Monday, February 23, 2009

Letting Go

I am a packrat. But living in a 1000 SF house has taught me the value of space. There is no reason why my 2 dogs and I cannot live comfortably in this house.

When I married, my wedding was awesome. I had a dress that made me feel like a princess. Literally, when I put it on, the ladies in the bridal shop stopped to look at me. A young child in the hotel came up to me as I was walking to my reception hall and asked if she could meet me, since I was a princess. Yeah, I was in heaven! My wedding band was platinum with diamonds. My gifts included 12 full place settings of china and nice silverware and glasses with silver rims. I didn’t have outlandishly fancy china—it was affordable as far as china goes—but it was a dream for me to ever be important enough to deserve those kinds of things.

When my marriage ended, just 1-1/2 years later, I was devastated. My dream-like existence was shattered. I held onto that dress and that ring and that china, because it symbolized my dream.

A year or so later, the local church was taking donations for clothes to give away. Wedding dresses were accepted. I knew in my heart that holding onto that dress was pointless—it symbolized a failed marriage. But it was a piece of my past that I didn’t like letting go of. After soul searching, I finally decided I needed to get rid of it—for many reasons. So I donated it. The girl who won it at the bridal auction didn’t seem to hold it with such reverence as I. I think it may have really been too big for her. I was sad to see it go to someone who didn’t see the $620 dress as being important. But I no longer had any say in the future of that dress.

Then, I was in a financial hole and had been out of a job. I needed cash to make a mortgage payment. I had money coming in the next month because I was working again, but didn’t have it at the time the mortgage was due. I pulled out my wedding band, and again I struggled. I knew I would never own a piece of jewelry that nice again. I took it to my brother in law, who shined it up and found a buyer for it. I sold it for $1,000, knowing it was worth about $7,500. But my mortgage was more important than a ring I didn’t wear.

I gave my mom the china hutch that was taking up too much room in my house, and told her she could leave the china in it, but I wasn’t giving her the china. One day I went to her house and she was using the china. My heart skipped a beat. But then, I realized—better to be used than sitting in a case. Now, she uses it when guests visit.

Giving up those things helped me to let go of a lot more than material items. By holding onto them, I held onto a dream that had fallen through. But, I didn’t need any of it anymore. Since then, I find parting with material things much easier than it used to be. I have few possessions that are so precious to me now. So many others have so little. The least I can do is give away what I don’t use.

2 comments:

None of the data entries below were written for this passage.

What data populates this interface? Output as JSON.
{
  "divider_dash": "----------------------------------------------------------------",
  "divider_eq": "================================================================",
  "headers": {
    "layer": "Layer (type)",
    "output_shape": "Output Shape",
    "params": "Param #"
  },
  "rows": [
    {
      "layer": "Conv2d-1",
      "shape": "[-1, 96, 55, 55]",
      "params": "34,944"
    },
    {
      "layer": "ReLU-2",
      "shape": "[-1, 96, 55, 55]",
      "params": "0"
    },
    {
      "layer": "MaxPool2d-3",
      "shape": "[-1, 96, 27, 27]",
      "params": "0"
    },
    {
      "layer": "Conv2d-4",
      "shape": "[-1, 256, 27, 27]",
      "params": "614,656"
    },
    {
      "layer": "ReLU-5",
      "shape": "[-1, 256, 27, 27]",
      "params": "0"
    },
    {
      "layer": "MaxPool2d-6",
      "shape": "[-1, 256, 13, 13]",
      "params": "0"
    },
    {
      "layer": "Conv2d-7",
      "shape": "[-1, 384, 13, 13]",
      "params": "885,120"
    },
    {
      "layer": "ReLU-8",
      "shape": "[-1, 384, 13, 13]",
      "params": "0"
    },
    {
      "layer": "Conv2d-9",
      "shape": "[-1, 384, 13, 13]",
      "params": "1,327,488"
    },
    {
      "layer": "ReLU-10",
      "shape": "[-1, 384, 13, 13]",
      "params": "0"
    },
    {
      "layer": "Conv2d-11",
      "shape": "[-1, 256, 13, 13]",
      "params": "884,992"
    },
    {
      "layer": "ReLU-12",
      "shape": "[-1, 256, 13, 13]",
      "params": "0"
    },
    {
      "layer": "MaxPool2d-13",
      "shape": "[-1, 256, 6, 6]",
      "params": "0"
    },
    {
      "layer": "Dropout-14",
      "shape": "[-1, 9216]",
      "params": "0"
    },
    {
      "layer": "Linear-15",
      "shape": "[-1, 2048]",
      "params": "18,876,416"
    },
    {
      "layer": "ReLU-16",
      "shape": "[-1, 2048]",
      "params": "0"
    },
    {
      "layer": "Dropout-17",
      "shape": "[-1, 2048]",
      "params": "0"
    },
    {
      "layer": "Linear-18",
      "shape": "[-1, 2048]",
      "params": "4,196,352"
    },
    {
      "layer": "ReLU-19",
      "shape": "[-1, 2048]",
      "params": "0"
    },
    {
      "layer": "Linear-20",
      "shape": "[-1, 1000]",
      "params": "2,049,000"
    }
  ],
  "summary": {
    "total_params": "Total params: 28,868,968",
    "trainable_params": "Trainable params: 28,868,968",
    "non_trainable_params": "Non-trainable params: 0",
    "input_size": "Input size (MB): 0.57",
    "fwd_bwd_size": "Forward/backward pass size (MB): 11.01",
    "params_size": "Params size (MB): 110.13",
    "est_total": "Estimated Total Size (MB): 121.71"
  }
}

luke said...

That's very very strong work, Kristi.

Do you remember when we talked about the "dichotomy" of soul and body at Agora? I think your experience blows away that idea. There are certain signs that are so close to us - like the ones we wear on our bodies - that their possession or their usage affects our soul, and vice-versa; sometimes changes to our soul also change our outward perception of these kinds of signs.

I think you made some really important decisions and actions about those signs. And it really sounds like they had a positive lasting effect on you.

Kristi said...

When I sold the wedding ring, my heart was very heavy. And I only sold it out of necessity for money. But doing so was a physical release of a piece of my past I kept emotionally holding onto. If that makes any sense. You are right--holding onto that ring and that dress and that china, only prolonged my grieving and my false identity. Once I was released of those physical possessions, my identity changed inside of me.